Other than a few iconic structures such as Dubai’s Burj Khalifa or Riyadh’s Kingdom Tower, most of the new planned developments in this part of the world are alien to their context.

As a city built largely from scratch, Dubai has struggled to find an identity.
As a city built largely from scratch, Dubai has struggled to find an identity.

They could as easily exist in Kuala Lumpur or Frankfurt as they could in the Middle East.

The issue of architectural identity is more elusive in cities that are practically being built from scratch – the likes of Doha and Dubai – than it is for Amman or Cairo. But at a time when any material and any product can be made available anywhere in the world, this is an important debate to have.

While Dubai may have developed the prototype of what a modern global city can look like, and created an exemplary image for others to follow, many have questioned whether the development of generically modern designs is appropriate. Is it inevitability, or a choice?

But modernity is not the only problem. Equally problematic are new buildings that look to the past nostalgically, implementing building blocks of faux wind catchers, domes and other elements. We have seen what this looks like, kitsch – decorative designs that are not truthful in their response to the context or the climate, unlike their predecessors that truly were.

Even worse, some of today’s examples were created by architects from outside the region representing their interpretation of an invented style that never existed.

The identity issue is different for GCC cities than it is for Cairo or Damascus, primarily because the demographic mix is very different. Who are we designing for? Should design look to the past heritage of the indigenous population, or to the current mix, where the indigenous population in GCC cities forms, in many cases, no more than 20% of the total population.

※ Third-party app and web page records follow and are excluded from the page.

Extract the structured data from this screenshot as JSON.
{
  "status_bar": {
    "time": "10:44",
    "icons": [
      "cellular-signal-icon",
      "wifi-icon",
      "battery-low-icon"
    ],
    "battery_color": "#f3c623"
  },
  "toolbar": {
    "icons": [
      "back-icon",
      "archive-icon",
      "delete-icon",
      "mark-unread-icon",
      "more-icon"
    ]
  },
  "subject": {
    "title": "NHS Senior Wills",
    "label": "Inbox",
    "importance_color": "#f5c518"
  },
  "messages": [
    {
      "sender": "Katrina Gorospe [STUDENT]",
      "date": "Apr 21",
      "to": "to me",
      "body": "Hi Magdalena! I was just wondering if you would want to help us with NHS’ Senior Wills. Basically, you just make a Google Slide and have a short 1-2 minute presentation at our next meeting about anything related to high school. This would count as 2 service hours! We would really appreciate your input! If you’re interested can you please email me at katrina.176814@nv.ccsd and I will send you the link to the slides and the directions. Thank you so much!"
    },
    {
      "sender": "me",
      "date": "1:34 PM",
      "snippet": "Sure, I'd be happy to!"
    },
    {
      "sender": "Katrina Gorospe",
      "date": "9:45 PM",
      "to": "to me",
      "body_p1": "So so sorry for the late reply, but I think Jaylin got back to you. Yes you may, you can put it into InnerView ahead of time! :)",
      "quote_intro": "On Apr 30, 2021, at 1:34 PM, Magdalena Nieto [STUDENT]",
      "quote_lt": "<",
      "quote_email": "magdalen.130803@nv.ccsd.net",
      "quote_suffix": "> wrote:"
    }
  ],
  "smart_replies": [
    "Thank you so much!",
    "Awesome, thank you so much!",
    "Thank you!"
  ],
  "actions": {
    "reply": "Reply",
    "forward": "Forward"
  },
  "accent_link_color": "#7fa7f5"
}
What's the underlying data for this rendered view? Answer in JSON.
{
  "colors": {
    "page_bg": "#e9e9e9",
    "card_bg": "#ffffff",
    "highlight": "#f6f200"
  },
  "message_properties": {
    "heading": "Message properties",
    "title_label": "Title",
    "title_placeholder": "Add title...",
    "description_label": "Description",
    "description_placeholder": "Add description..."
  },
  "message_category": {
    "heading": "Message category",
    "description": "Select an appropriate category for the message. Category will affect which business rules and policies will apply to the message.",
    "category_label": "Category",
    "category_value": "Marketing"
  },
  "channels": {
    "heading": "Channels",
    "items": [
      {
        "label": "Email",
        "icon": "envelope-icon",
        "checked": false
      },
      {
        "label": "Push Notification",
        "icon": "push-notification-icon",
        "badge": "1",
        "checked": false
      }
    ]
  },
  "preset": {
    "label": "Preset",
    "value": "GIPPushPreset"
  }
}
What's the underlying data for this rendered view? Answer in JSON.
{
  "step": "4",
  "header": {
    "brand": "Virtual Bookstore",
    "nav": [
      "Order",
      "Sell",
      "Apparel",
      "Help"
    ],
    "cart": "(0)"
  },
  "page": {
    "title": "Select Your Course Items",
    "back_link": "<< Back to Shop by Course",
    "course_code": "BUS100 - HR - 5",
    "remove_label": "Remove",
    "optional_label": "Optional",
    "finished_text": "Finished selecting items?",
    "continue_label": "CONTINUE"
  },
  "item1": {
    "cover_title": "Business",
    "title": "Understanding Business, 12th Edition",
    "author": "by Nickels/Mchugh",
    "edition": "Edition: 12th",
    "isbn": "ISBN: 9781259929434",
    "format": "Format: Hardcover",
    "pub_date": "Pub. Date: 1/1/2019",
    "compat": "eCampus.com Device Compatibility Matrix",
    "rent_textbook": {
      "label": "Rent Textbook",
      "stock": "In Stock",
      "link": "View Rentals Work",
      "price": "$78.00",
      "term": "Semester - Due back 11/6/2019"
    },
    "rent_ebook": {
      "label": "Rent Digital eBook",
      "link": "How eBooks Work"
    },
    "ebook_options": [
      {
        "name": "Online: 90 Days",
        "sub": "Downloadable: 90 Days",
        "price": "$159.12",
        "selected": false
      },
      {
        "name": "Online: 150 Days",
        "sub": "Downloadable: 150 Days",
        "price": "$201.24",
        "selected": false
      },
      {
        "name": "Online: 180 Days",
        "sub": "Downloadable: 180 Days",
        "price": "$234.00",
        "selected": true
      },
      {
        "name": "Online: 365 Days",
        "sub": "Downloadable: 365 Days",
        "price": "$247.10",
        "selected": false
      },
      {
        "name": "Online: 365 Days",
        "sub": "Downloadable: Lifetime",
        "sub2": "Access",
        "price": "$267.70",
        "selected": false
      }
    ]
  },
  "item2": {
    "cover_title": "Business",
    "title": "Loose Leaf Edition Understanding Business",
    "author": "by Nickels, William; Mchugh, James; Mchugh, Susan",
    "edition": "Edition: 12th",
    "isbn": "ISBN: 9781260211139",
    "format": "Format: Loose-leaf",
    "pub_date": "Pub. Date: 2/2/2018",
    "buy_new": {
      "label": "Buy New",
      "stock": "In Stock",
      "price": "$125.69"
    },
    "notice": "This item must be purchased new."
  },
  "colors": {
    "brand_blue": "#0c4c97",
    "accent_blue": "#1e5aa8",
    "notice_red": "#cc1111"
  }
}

There is great interest now to have designs that do not simply elevate the image of many cities in the region to appear more international and developed, but rather to design buildings that could only exist here. A new paradigm? I would argue, it is merely a sensible return to basics.

I believe we need to develop a new design strategy – an approach based on, and responsive to, context. This context can be distilled to people (encompassing their traditions, customs, rituals), climate (responding to and taking advantage of temperature, prevailing winds, light), and materials. History and heritage do have a place, but not as the primary driver.

To be sure, this is more about a design strategy than style. In time this will likely develop into a regional style that can both speak about and be rooted in the region’s identity. This is about sensible design, design that is at the same time sustainable, both in its ability to endure, as well as its responsibility to the environmental.

If we can do this, the region can have something to be proud of and call its own – a built environment that reflects our identity.